The Quarry, Sunday 21st February
Image above: The Children’s House, built by the Findhorn Foundation’s Youth Project, Erraid Quarry
I pace in the quarry, the camera rests on a tripod and I watch the clouds. I have come to wait on the landscape for a gift, a small rectangle of light. The sun has already made it into the island’s afternoon, its rays trimming the patches of snow back into the shadows of the rock faces. Below, the spoil heap artificially extends the quarry workings out into a plateau that crests over the island’s small pine plantation, the bay and the sound. A few years back the community laid out a spiral of rocks amongst the thin turf on the seaward edge of the heap. Even in a relatively short time it has become imbued with a feeling that its creation was in a more distant past, the Celtic symbolism fits with the wider landscape.
Over the sound, Columba’s abbey is side lit rendering its grey walls with deep shadows like folds in the sombre cassock of a monk. Behind the bell tower the rocks look down on the abbey’s thirteen hundred year history with little reverence, their presence stretches back into such inordinate vastness that even to say two and a half thousand million years doesn’t begin to describe its magnitude. I wait and wonder what my part in all this is.

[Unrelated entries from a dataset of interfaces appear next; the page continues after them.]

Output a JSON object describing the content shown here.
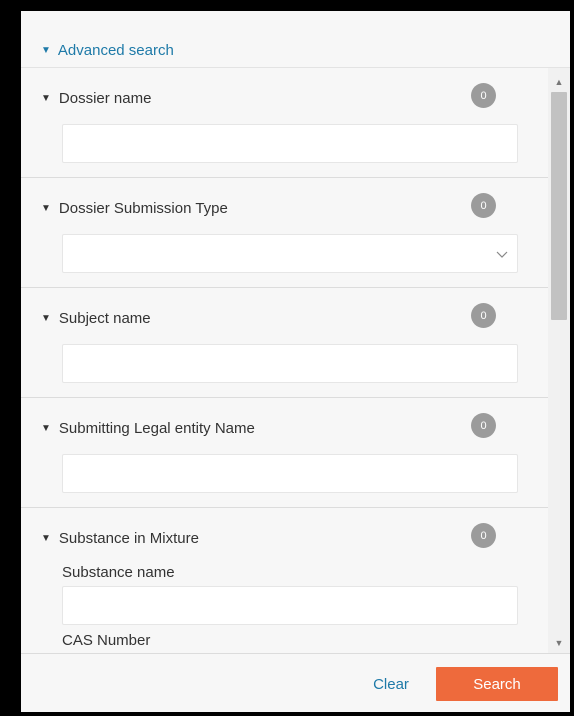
{
  "panel": {
    "advanced_search_label": "Advanced search"
  },
  "sections": [
    {
      "title": "Dossier name",
      "count": "0",
      "field_value": ""
    },
    {
      "title": "Dossier Submission Type",
      "count": "0",
      "selected_value": ""
    },
    {
      "title": "Subject name",
      "count": "0",
      "field_value": ""
    },
    {
      "title": "Submitting Legal entity Name",
      "count": "0",
      "field_value": ""
    },
    {
      "title": "Substance in Mixture",
      "count": "0",
      "substance_name_label": "Substance name",
      "substance_name_value": "",
      "cas_number_label": "CAS Number"
    }
  ],
  "footer": {
    "clear_label": "Clear",
    "search_label": "Search"
  },
  "colors": {
    "accent_link": "#1e7aa8",
    "search_button": "#ee6a3c",
    "badge": "#9b9b9b"
  },
  "icons": {
    "section_toggle": "triangle-down-icon",
    "dropdown": "chevron-down-icon",
    "scroll_up": "scroll-up-arrow-icon",
    "scroll_down": "scroll-down-arrow-icon"
  }
}
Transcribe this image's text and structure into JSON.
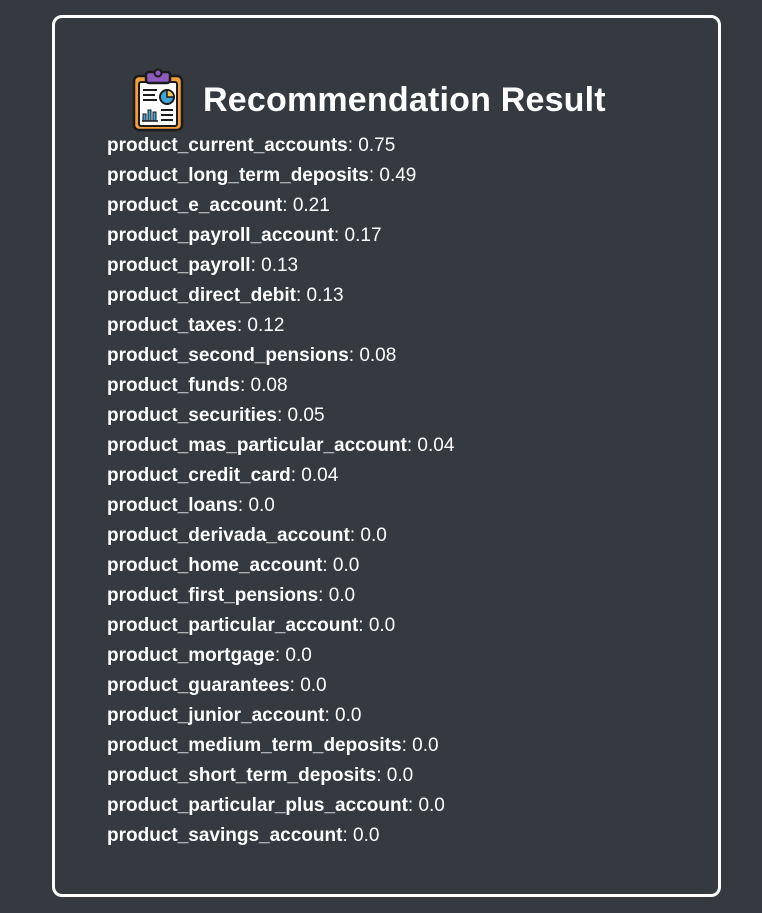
{
  "title": "Recommendation Result",
  "icon": "clipboard-report-icon",
  "colors": {
    "background": "#343a40",
    "border": "#ffffff",
    "text": "#ffffff"
  },
  "results": [
    {
      "name": "product_current_accounts",
      "value": ": 0.75"
    },
    {
      "name": "product_long_term_deposits",
      "value": ": 0.49"
    },
    {
      "name": "product_e_account",
      "value": ": 0.21"
    },
    {
      "name": "product_payroll_account",
      "value": ": 0.17"
    },
    {
      "name": "product_payroll",
      "value": ": 0.13"
    },
    {
      "name": "product_direct_debit",
      "value": ": 0.13"
    },
    {
      "name": "product_taxes",
      "value": ": 0.12"
    },
    {
      "name": "product_second_pensions",
      "value": ": 0.08"
    },
    {
      "name": "product_funds",
      "value": ": 0.08"
    },
    {
      "name": "product_securities",
      "value": ": 0.05"
    },
    {
      "name": "product_mas_particular_account",
      "value": ": 0.04"
    },
    {
      "name": "product_credit_card",
      "value": ": 0.04"
    },
    {
      "name": "product_loans",
      "value": ": 0.0"
    },
    {
      "name": "product_derivada_account",
      "value": ": 0.0"
    },
    {
      "name": "product_home_account",
      "value": ": 0.0"
    },
    {
      "name": "product_first_pensions",
      "value": ": 0.0"
    },
    {
      "name": "product_particular_account",
      "value": ": 0.0"
    },
    {
      "name": "product_mortgage",
      "value": ": 0.0"
    },
    {
      "name": "product_guarantees",
      "value": ": 0.0"
    },
    {
      "name": "product_junior_account",
      "value": ": 0.0"
    },
    {
      "name": "product_medium_term_deposits",
      "value": ": 0.0"
    },
    {
      "name": "product_short_term_deposits",
      "value": ": 0.0"
    },
    {
      "name": "product_particular_plus_account",
      "value": ": 0.0"
    },
    {
      "name": "product_savings_account",
      "value": ": 0.0"
    }
  ]
}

I’m telling stories, I suppose it is something I have done my whole life. And then there are things to be done that don’t require a story, things that need elbow grease or the swing of a pick. Sometimes I confuse the two and think that stories stack roof slates and dig ditches, but they don’t. So what use, these stories?
Maybe I am just sending postcards to some future self, when I look back over my old writing I find time has erased my memory of the creative process leaving me to read the words anew, as if they were penned by the hand of a stranger. This is not unique to writing, sometimes I pull the kitchen draws out and inspect their dovetail joints in an attempt to keep the memory of making them alive but it has already been lost, so I wonder at another’s skill.
The island is littered with the handiwork of others, some good and some not so, but it matters little I live with it all. When Robert Louis Stevenson came here as a lighthouse engineer in training, he wrote of Sabbaths when the stone masons tools fell silent. They have been silent along time and yet Stevenson’s words almost carry as much weight of proof as the blocks that litter the quarry’s spoil heap, or the Dubh Artach lighthouse that guards the southern horizon.
Image below: Abandoned Blacksmith’s, Erraid Quarry